If you don’t know what is a sitemap, I strongly encourage you to fill this gap in knowledge first and then get back to reading.
It seems to be clear that manual updating a sitemap can turn into a horror. Hopefully we can make the Rails do the job for us.
So, what components are we going to need to build a dynamic sitemap? Well, we are going to need a separate action (or even controller), an XML view and model methods to provide us with URL data.
Sometimes we want part of the website to be available to specific users only. Either we don’t want our users to interact with a piece of functionality we are still working on or we want to show the new function to our client first, before making it available to the public. In both cases, we can’t let a single unwanted user to slip through our fingers.
The first idea that crosses developer’s mind in such a situation is creating an authentication system based on the session.
Rails ActiveRecord is a quite useful piece of software, though it lacks some features and way of achieving the desired result is not always obvious.

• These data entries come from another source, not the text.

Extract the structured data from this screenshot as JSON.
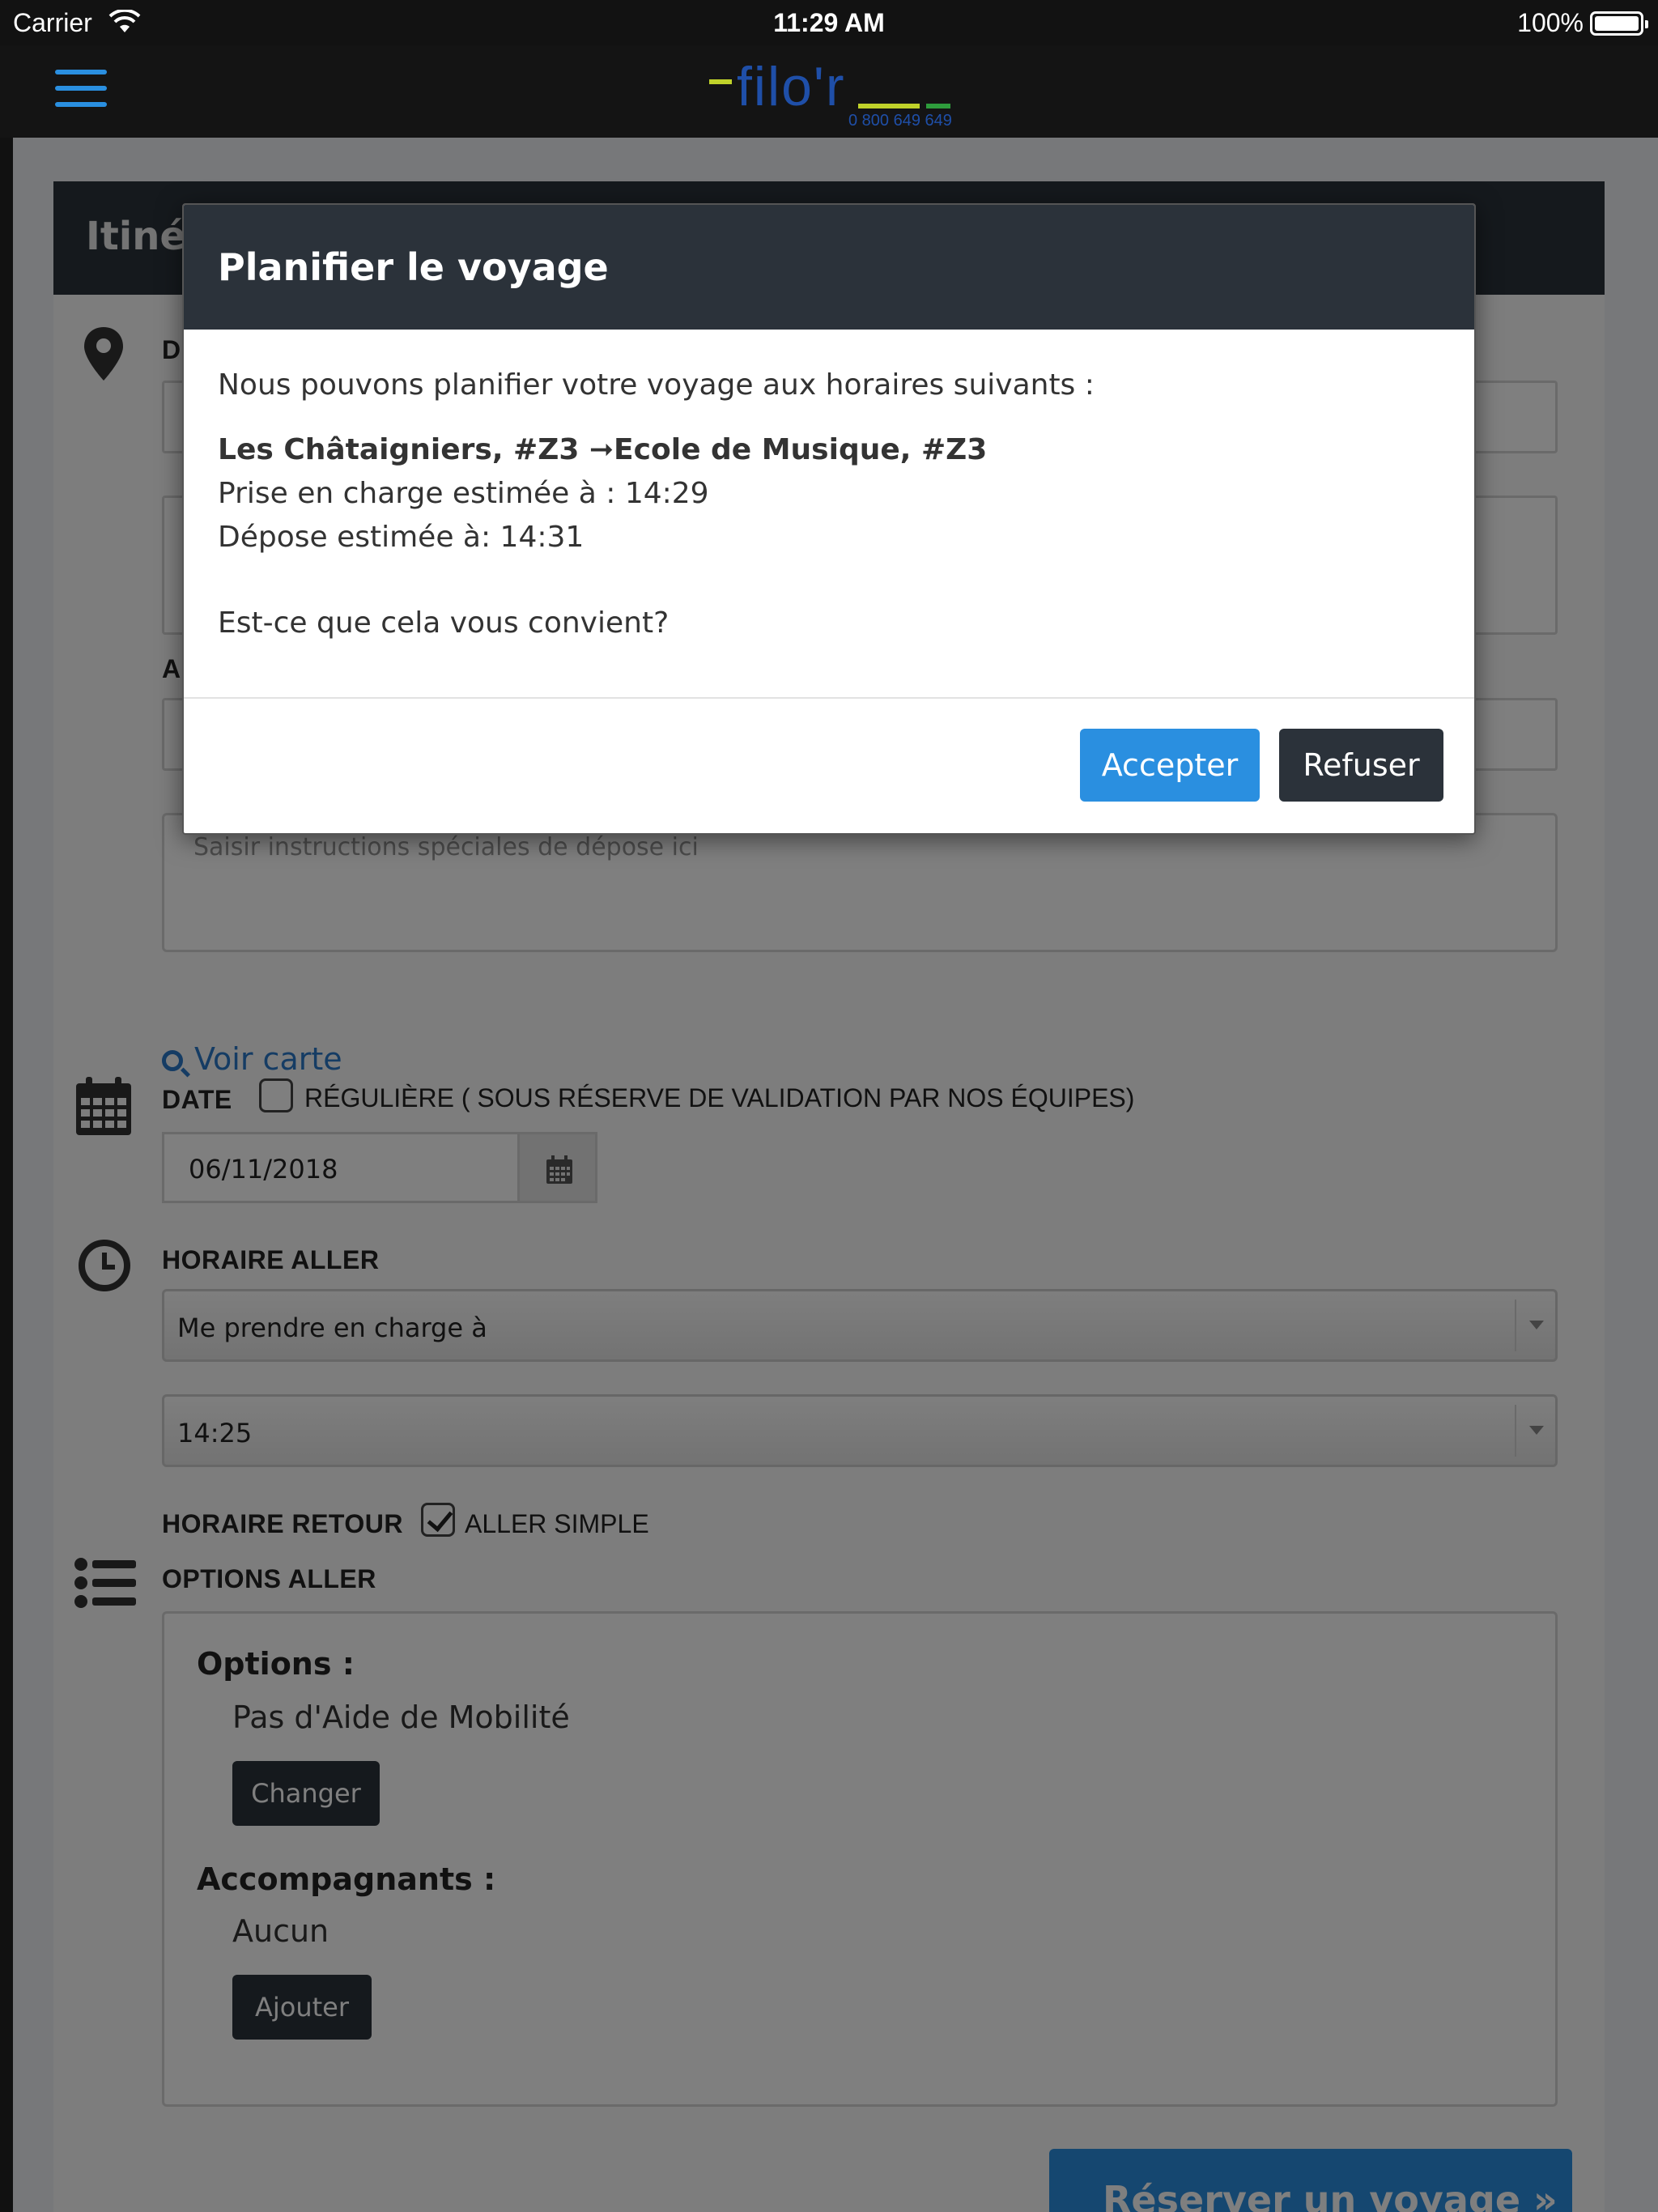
{
  "status_bar": {
    "carrier": "Carrier",
    "time": "11:29 AM",
    "battery": "100%"
  },
  "header": {
    "logo_text": "filo'r",
    "logo_phone": "0 800 649 649"
  },
  "form": {
    "panel_title": "Itinéraire",
    "depart_label": "D",
    "arrivee_label": "A",
    "dropoff_instructions_placeholder": "Saisir instructions spéciales de dépose ici",
    "voir_carte": "Voir carte",
    "date_label": "DATE",
    "reguliere_label": "RÉGULIÈRE ( SOUS RÉSERVE DE VALIDATION PAR NOS ÉQUIPES)",
    "date_value": "06/11/2018",
    "horaire_aller_label": "HORAIRE ALLER",
    "pickup_mode": "Me prendre en charge à",
    "pickup_time": "14:25",
    "horaire_retour_label": "HORAIRE RETOUR",
    "aller_simple_label": "ALLER SIMPLE",
    "aller_simple_checked": true,
    "options_aller_label": "OPTIONS ALLER",
    "options_title": "Options :",
    "options_value": "Pas d'Aide de Mobilité",
    "change_button": "Changer",
    "companions_title": "Accompagnants :",
    "companions_value": "Aucun",
    "add_button": "Ajouter",
    "reserve_button": "Réserver un voyage »"
  },
  "modal": {
    "title": "Planifier le voyage",
    "intro": "Nous pouvons planifier votre voyage aux horaires suivants :",
    "route": "Les Châtaigniers, #Z3 ➞Ecole de Musique, #Z3",
    "pickup": "Prise en charge estimée à : 14:29",
    "dropoff": "Dépose estimée à: 14:31",
    "question": "Est-ce que cela vous convient?",
    "accept_button": "Accepter",
    "refuse_button": "Refuser"
  },
  "colors": {
    "accent": "#2a8fe0",
    "dark": "#2b323a",
    "logo_blue": "#1f4fa8",
    "logo_lime": "#c0d22a",
    "logo_green": "#2e9c3c"
  }
}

Let’s assume that we have two tables in our database: categories and posts. We would like to get most essential categories; i.e. those having at least 10 posts assigned to them. We can achieve this using the SQL JOIN, GROUP BY and HAVING clauses. However, there is no :having parameter on the find() method’s parameter list.